La Chanson au Volant 1934;Charles Roussel;14″ x 10 5/8″;A,P, Song Sheet
Those of you who do dance clubs or otherwise access DJ incitements might have noticed how the aural powers lead the way to tempering tactile and optical presence. Bad old rock and roll always knew it was going somewhere not only different but better, not only fun but complicated. Many graphic artists, even those working before the rock era, had been captivated by the transformational powers of music. Here we don’t want to get into complications but to simply marvel at the cornucopia of instances of music tugging visual design into a homage to what’s afoot!
This lithographic song sheet jumps on the chance to link highway dynamics and song!
iPod Blue Babe 2008;Anonymous;72” x 48 ½”;A-, L
The supple body language is a Proustian novel in itself!

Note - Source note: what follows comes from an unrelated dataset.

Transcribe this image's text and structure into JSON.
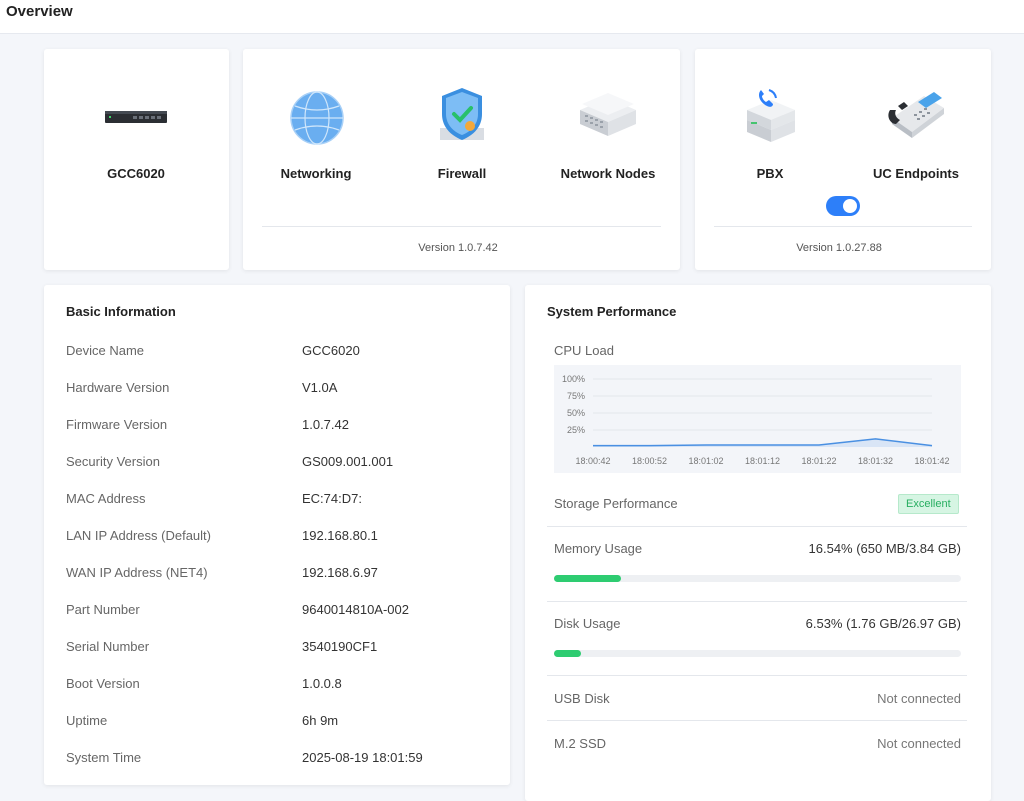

Mostly Mozart Festival 1974;Jack Bush;69 3/4″x 37″;A,P
Hot color saturation and chording can be yours by listening more closely than is necessary with club music.
La Plus Jolie Fille de France c.1920;Faria;47″x 30″; A,L

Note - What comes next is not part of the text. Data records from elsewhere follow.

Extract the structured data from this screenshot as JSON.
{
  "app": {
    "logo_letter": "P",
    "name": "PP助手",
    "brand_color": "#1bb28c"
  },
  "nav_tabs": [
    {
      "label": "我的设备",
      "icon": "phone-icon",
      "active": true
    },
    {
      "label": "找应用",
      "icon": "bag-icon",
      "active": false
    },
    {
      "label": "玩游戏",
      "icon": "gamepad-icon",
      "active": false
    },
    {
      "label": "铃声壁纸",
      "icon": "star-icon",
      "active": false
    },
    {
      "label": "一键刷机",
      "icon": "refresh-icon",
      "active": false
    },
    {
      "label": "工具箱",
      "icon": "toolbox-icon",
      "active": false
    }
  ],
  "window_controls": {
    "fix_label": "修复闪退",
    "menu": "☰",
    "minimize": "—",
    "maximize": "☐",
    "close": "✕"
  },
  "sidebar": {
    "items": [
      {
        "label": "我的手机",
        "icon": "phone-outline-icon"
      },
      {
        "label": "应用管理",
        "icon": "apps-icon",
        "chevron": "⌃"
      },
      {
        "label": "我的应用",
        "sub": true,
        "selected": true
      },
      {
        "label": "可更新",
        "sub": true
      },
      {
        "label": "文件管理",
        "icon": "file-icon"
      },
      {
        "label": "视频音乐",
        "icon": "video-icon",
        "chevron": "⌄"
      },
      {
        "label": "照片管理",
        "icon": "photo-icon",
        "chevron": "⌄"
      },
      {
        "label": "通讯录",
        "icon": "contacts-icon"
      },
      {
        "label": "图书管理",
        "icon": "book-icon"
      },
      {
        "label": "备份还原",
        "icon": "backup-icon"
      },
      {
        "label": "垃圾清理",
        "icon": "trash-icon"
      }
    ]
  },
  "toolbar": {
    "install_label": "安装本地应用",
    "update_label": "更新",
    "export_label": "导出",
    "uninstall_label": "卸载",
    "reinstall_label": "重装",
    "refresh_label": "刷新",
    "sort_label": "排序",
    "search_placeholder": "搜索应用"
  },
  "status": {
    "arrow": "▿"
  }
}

Cool restraint and lavish emotions,within a flood of luxuriant melodies. Wrapped up and sold by a truly magnificent litho!
Canadian Home Journal February 1937;Rex Woods;14”x 10 3/4”A-, Magazine

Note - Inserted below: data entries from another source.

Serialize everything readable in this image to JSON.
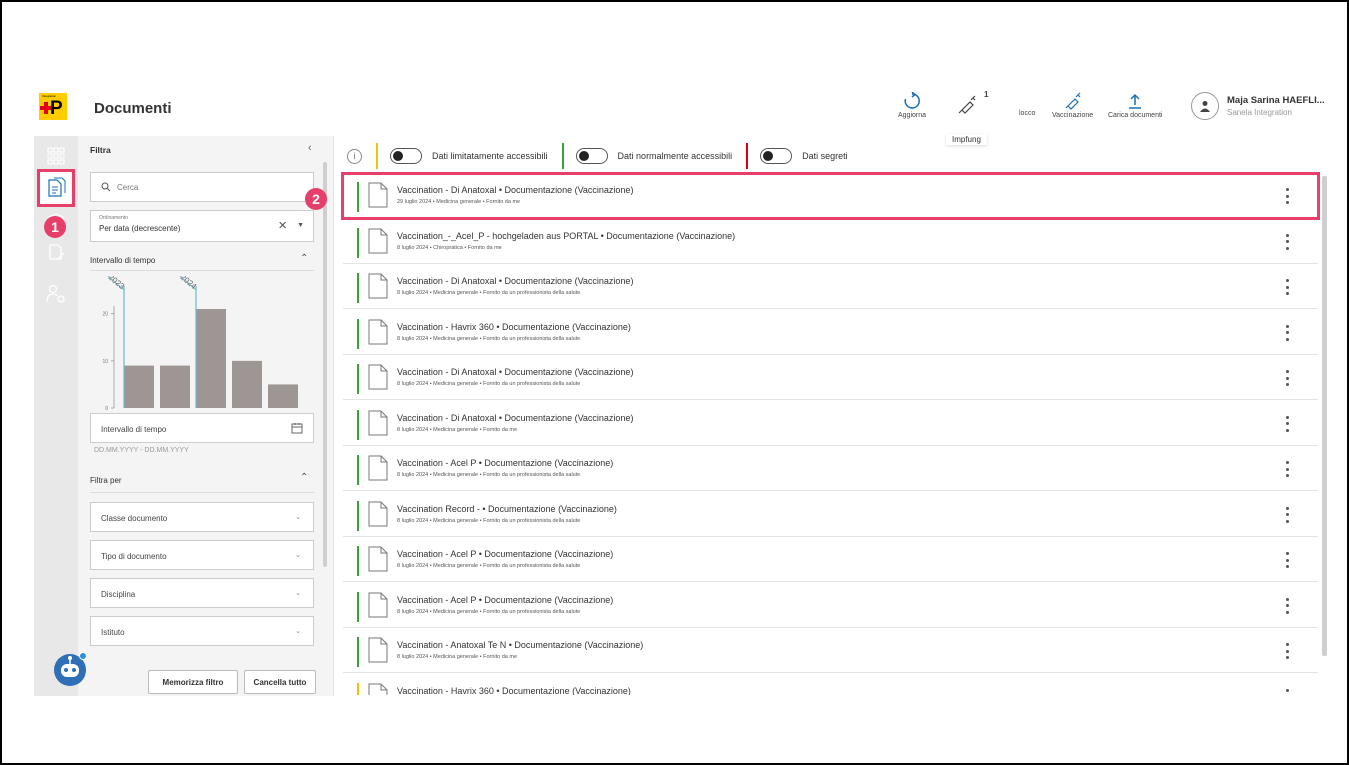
{
  "header": {
    "logo_letter": "P",
    "logo_micro": "Integration",
    "title": "Documenti",
    "actions": [
      {
        "label": "Aggiorna",
        "icon": "refresh-icon"
      },
      {
        "label": "",
        "icon": "syringe-icon",
        "badge": "1"
      },
      {
        "label": "locco",
        "icon": ""
      },
      {
        "label": "Vaccinazione",
        "icon": "syringe-icon"
      },
      {
        "label": "Carica documenti",
        "icon": "upload-icon"
      }
    ],
    "tooltip": "Impfung",
    "user": {
      "name": "Maja Sarina HAEFLI...",
      "org": "Sanela Integration"
    }
  },
  "filter": {
    "title": "Filtra",
    "search_placeholder": "Cerca",
    "sort_label": "Ordinamento",
    "sort_value": "Per data (decrescente)",
    "time_section": "Intervallo di tempo",
    "range_label": "Intervallo di tempo",
    "range_hint": "DD.MM.YYYY - DD.MM.YYYY",
    "filter_by": "Filtra per",
    "dropdowns": [
      "Classe documento",
      "Tipo di documento",
      "Disciplina",
      "Istituto"
    ],
    "save_btn": "Memorizza filtro",
    "clear_btn": "Cancella tutto"
  },
  "chart_data": {
    "type": "bar",
    "categories": [
      "",
      "",
      "",
      "",
      ""
    ],
    "values": [
      9,
      9,
      21,
      10,
      5
    ],
    "year_markers": [
      "2023",
      "2024"
    ],
    "yticks": [
      "0",
      "10",
      "20"
    ],
    "ylim": [
      0,
      28
    ]
  },
  "toolbar": {
    "toggles": [
      {
        "label": "Dati limitatamente accessibili",
        "color": "#f2c200"
      },
      {
        "label": "Dati normalmente accessibili",
        "color": "#3aa13a"
      },
      {
        "label": "Dati segreti",
        "color": "#d9001b"
      }
    ]
  },
  "annotations": {
    "one": "1",
    "two": "2"
  },
  "documents": [
    {
      "title": "Vaccination - Di Anatoxal • Documentazione (Vaccinazione)",
      "sub": "29 luglio 2024 • Medicina generale • Fornito da me"
    },
    {
      "title": "Vaccination_-_Acel_P - hochgeladen aus PORTAL • Documentazione (Vaccinazione)",
      "sub": "8 luglio 2024 • Chiropratica • Fornito da me"
    },
    {
      "title": "Vaccination - Di Anatoxal • Documentazione (Vaccinazione)",
      "sub": "8 luglio 2024 • Medicina generale • Fornito da un professionista della salute"
    },
    {
      "title": "Vaccination - Havrix 360 • Documentazione (Vaccinazione)",
      "sub": "8 luglio 2024 • Medicina generale • Fornito da un professionista della salute"
    },
    {
      "title": "Vaccination - Di Anatoxal • Documentazione (Vaccinazione)",
      "sub": "8 luglio 2024 • Medicina generale • Fornito da un professionista della salute"
    },
    {
      "title": "Vaccination - Di Anatoxal • Documentazione (Vaccinazione)",
      "sub": "8 luglio 2024 • Medicina generale • Fornito da me"
    },
    {
      "title": "Vaccination - Acel P • Documentazione (Vaccinazione)",
      "sub": "8 luglio 2024 • Medicina generale • Fornito da un professionista della salute"
    },
    {
      "title": "Vaccination Record - • Documentazione (Vaccinazione)",
      "sub": "8 luglio 2024 • Medicina generale • Fornito da un professionista della salute"
    },
    {
      "title": "Vaccination - Acel P • Documentazione (Vaccinazione)",
      "sub": "8 luglio 2024 • Medicina generale • Fornito da un professionista della salute"
    },
    {
      "title": "Vaccination - Acel P • Documentazione (Vaccinazione)",
      "sub": "8 luglio 2024 • Medicina generale • Fornito da un professionista della salute"
    },
    {
      "title": "Vaccination - Anatoxal Te N • Documentazione (Vaccinazione)",
      "sub": "8 luglio 2024 • Medicina generale • Fornito da me"
    },
    {
      "title": "Vaccination - Havrix 360 • Documentazione (Vaccinazione)",
      "sub": ""
    }
  ],
  "colors": {
    "accent_green": "#3aa13a",
    "accent_yellow": "#f2c200",
    "highlight": "#e6406a",
    "bar": "#9e9694",
    "year_line": "#6fb7c9"
  }
}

Cool restraint in being captive to a melancholy and venturesome tune.
Le Jazzoflute 1922 GBT;Georges Lepape ;9 1/4″x 6 7/8″;B+,P
Giving vent to whimsy! In one sense of this patrician spree, we have the bid to simple, even simplistic, musicality being lightly mocked. But look a bit longer and you might find that the musician has latched on to lightness of spirit that she won’t easily put away.
We can’t wait for the Second Cut next week!!